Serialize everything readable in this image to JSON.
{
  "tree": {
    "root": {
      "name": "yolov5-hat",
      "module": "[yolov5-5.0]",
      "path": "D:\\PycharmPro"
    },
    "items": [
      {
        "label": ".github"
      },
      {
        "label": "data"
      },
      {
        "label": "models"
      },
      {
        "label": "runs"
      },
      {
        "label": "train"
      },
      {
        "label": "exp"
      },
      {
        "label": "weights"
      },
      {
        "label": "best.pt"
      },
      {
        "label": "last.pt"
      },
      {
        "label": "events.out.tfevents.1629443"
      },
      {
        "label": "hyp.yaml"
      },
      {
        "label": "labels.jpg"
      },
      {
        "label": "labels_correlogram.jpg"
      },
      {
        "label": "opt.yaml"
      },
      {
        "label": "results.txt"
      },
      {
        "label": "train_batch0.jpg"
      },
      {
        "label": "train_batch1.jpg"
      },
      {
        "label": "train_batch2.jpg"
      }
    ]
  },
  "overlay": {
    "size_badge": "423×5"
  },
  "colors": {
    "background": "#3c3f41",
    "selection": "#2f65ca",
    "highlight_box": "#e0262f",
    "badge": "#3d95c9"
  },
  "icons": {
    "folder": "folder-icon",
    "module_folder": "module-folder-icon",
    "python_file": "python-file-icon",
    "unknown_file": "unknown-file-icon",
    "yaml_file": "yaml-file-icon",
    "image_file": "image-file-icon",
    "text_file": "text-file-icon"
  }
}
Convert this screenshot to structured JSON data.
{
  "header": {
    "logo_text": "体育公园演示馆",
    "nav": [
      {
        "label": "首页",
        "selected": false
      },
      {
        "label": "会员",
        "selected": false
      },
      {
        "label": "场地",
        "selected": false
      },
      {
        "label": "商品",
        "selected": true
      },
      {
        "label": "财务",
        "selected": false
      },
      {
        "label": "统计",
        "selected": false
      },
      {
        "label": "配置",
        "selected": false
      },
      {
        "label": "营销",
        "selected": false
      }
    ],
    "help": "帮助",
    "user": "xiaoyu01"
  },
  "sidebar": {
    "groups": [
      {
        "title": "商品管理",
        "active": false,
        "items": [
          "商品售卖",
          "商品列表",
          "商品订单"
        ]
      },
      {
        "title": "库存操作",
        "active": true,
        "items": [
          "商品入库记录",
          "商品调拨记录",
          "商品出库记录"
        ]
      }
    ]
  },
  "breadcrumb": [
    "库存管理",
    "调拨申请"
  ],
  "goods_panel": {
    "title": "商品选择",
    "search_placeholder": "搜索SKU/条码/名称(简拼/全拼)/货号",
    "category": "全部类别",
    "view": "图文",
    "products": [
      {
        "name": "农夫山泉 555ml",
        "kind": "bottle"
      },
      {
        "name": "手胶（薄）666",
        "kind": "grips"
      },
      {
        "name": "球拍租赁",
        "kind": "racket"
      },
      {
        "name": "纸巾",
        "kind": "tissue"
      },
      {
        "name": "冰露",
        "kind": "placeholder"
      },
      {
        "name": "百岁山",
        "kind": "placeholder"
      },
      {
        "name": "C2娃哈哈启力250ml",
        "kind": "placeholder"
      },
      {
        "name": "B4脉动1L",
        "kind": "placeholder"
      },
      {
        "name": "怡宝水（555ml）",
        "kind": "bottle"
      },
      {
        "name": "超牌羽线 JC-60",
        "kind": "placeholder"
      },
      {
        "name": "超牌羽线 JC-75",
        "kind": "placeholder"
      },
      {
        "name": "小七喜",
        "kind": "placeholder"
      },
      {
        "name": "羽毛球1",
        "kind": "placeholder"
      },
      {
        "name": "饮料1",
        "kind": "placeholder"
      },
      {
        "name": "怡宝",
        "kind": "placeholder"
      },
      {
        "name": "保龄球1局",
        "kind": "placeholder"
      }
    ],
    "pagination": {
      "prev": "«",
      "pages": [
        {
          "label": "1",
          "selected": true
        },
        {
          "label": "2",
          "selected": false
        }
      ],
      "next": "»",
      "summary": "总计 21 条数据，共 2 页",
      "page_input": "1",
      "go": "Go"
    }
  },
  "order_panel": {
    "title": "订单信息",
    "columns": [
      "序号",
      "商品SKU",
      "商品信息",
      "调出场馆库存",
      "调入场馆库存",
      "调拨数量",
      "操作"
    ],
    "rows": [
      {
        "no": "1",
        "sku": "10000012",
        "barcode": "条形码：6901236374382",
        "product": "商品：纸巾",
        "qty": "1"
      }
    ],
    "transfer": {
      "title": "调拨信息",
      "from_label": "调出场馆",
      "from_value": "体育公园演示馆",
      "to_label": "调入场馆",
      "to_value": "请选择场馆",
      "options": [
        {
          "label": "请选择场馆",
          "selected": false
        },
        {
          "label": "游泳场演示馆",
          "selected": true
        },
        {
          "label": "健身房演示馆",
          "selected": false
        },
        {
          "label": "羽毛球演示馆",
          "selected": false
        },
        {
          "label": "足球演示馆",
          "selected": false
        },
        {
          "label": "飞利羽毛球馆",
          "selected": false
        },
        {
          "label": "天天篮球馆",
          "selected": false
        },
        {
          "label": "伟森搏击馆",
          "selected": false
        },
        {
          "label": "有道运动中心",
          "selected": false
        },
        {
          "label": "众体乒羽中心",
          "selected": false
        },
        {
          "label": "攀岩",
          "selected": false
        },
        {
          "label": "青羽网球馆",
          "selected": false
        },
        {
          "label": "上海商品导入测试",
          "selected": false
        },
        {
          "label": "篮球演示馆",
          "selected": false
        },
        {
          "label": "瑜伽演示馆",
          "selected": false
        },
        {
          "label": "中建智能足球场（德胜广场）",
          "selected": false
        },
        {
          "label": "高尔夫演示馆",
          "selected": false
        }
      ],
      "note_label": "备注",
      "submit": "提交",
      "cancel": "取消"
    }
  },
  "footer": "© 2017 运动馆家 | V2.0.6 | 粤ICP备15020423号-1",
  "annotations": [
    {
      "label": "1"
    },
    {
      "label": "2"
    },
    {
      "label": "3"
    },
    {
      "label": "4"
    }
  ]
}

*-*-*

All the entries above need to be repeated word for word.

Serialize everything readable in this image to JSON.
{
  "tree": {
    "root": {
      "name": "yolov5-hat",
      "module": "[yolov5-5.0]",
      "path": "D:\\PycharmPro"
    },
    "items": [
      {
        "label": ".github"
      },
      {
        "label": "data"
      },
      {
        "label": "models"
      },
      {
        "label": "runs"
      },
      {
        "label": "train"
      },
      {
        "label": "exp"
      },
      {
        "label": "weights"
      },
      {
        "label": "best.pt"
      },
      {
        "label": "last.pt"
      },
      {
        "label": "events.out.tfevents.1629443"
      },
      {
        "label": "hyp.yaml"
      },
      {
        "label": "labels.jpg"
      },
      {
        "label": "labels_correlogram.jpg"
      },
      {
        "label": "opt.yaml"
      },
      {
        "label": "results.txt"
      },
      {
        "label": "train_batch0.jpg"
      },
      {
        "label": "train_batch1.jpg"
      },
      {
        "label": "train_batch2.jpg"
      }
    ]
  },
  "overlay": {
    "size_badge": "423×5"
  },
  "colors": {
    "background": "#3c3f41",
    "selection": "#2f65ca",
    "highlight_box": "#e0262f",
    "badge": "#3d95c9"
  },
  "icons": {
    "folder": "folder-icon",
    "module_folder": "module-folder-icon",
    "python_file": "python-file-icon",
    "unknown_file": "unknown-file-icon",
    "yaml_file": "yaml-file-icon",
    "image_file": "image-file-icon",
    "text_file": "text-file-icon"
  }
}
Convert this screenshot to structured JSON data.
{
  "header": {
    "logo_text": "体育公园演示馆",
    "nav": [
      {
        "label": "首页",
        "selected": false
      },
      {
        "label": "会员",
        "selected": false
      },
      {
        "label": "场地",
        "selected": false
      },
      {
        "label": "商品",
        "selected": true
      },
      {
        "label": "财务",
        "selected": false
      },
      {
        "label": "统计",
        "selected": false
      },
      {
        "label": "配置",
        "selected": false
      },
      {
        "label": "营销",
        "selected": false
      }
    ],
    "help": "帮助",
    "user": "xiaoyu01"
  },
  "sidebar": {
    "groups": [
      {
        "title": "商品管理",
        "active": false,
        "items": [
          "商品售卖",
          "商品列表",
          "商品订单"
        ]
      },
      {
        "title": "库存操作",
        "active": true,
        "items": [
          "商品入库记录",
          "商品调拨记录",
          "商品出库记录"
        ]
      }
    ]
  },
  "breadcrumb": [
    "库存管理",
    "调拨申请"
  ],
  "goods_panel": {
    "title": "商品选择",
    "search_placeholder": "搜索SKU/条码/名称(简拼/全拼)/货号",
    "category": "全部类别",
    "view": "图文",
    "products": [
      {
        "name": "农夫山泉 555ml",
        "kind": "bottle"
      },
      {
        "name": "手胶（薄）666",
        "kind": "grips"
      },
      {
        "name": "球拍租赁",
        "kind": "racket"
      },
      {
        "name": "纸巾",
        "kind": "tissue"
      },
      {
        "name": "冰露",
        "kind": "placeholder"
      },
      {
        "name": "百岁山",
        "kind": "placeholder"
      },
      {
        "name": "C2娃哈哈启力250ml",
        "kind": "placeholder"
      },
      {
        "name": "B4脉动1L",
        "kind": "placeholder"
      },
      {
        "name": "怡宝水（555ml）",
        "kind": "bottle"
      },
      {
        "name": "超牌羽线 JC-60",
        "kind": "placeholder"
      },
      {
        "name": "超牌羽线 JC-75",
        "kind": "placeholder"
      },
      {
        "name": "小七喜",
        "kind": "placeholder"
      },
      {
        "name": "羽毛球1",
        "kind": "placeholder"
      },
      {
        "name": "饮料1",
        "kind": "placeholder"
      },
      {
        "name": "怡宝",
        "kind": "placeholder"
      },
      {
        "name": "保龄球1局",
        "kind": "placeholder"
      }
    ],
    "pagination": {
      "prev": "«",
      "pages": [
        {
          "label": "1",
          "selected": true
        },
        {
          "label": "2",
          "selected": false
        }
      ],
      "next": "»",
      "summary": "总计 21 条数据，共 2 页",
      "page_input": "1",
      "go": "Go"
    }
  },
  "order_panel": {
    "title": "订单信息",
    "columns": [
      "序号",
      "商品SKU",
      "商品信息",
      "调出场馆库存",
      "调入场馆库存",
      "调拨数量",
      "操作"
    ],
    "rows": [
      {
        "no": "1",
        "sku": "10000012",
        "barcode": "条形码：6901236374382",
        "product": "商品：纸巾",
        "qty": "1"
      }
    ],
    "transfer": {
      "title": "调拨信息",
      "from_label": "调出场馆",
      "from_value": "体育公园演示馆",
      "to_label": "调入场馆",
      "to_value": "请选择场馆",
      "options": [
        {
          "label": "请选择场馆",
          "selected": false
        },
        {
          "label": "游泳场演示馆",
          "selected": true
        },
        {
          "label": "健身房演示馆",
          "selected": false
        },
        {
          "label": "羽毛球演示馆",
          "selected": false
        },
        {
          "label": "足球演示馆",
          "selected": false
        },
        {
          "label": "飞利羽毛球馆",
          "selected": false
        },
        {
          "label": "天天篮球馆",
          "selected": false
        },
        {
          "label": "伟森搏击馆",
          "selected": false
        },
        {
          "label": "有道运动中心",
          "selected": false
        },
        {
          "label": "众体乒羽中心",
          "selected": false
        },
        {
          "label": "攀岩",
          "selected": false
        },
        {
          "label": "青羽网球馆",
          "selected": false
        },
        {
          "label": "上海商品导入测试",
          "selected": false
        },
        {
          "label": "篮球演示馆",
          "selected": false
        },
        {
          "label": "瑜伽演示馆",
          "selected": false
        },
        {
          "label": "中建智能足球场（德胜广场）",
          "selected": false
        },
        {
          "label": "高尔夫演示馆",
          "selected": false
        }
      ],
      "note_label": "备注",
      "submit": "提交",
      "cancel": "取消"
    }
  },
  "footer": "© 2017 运动馆家 | V2.0.6 | 粤ICP备15020423号-1",
  "annotations": [
    {
      "label": "1"
    },
    {
      "label": "2"
    },
    {
      "label": "3"
    },
    {
      "label": "4"
    }
  ]
}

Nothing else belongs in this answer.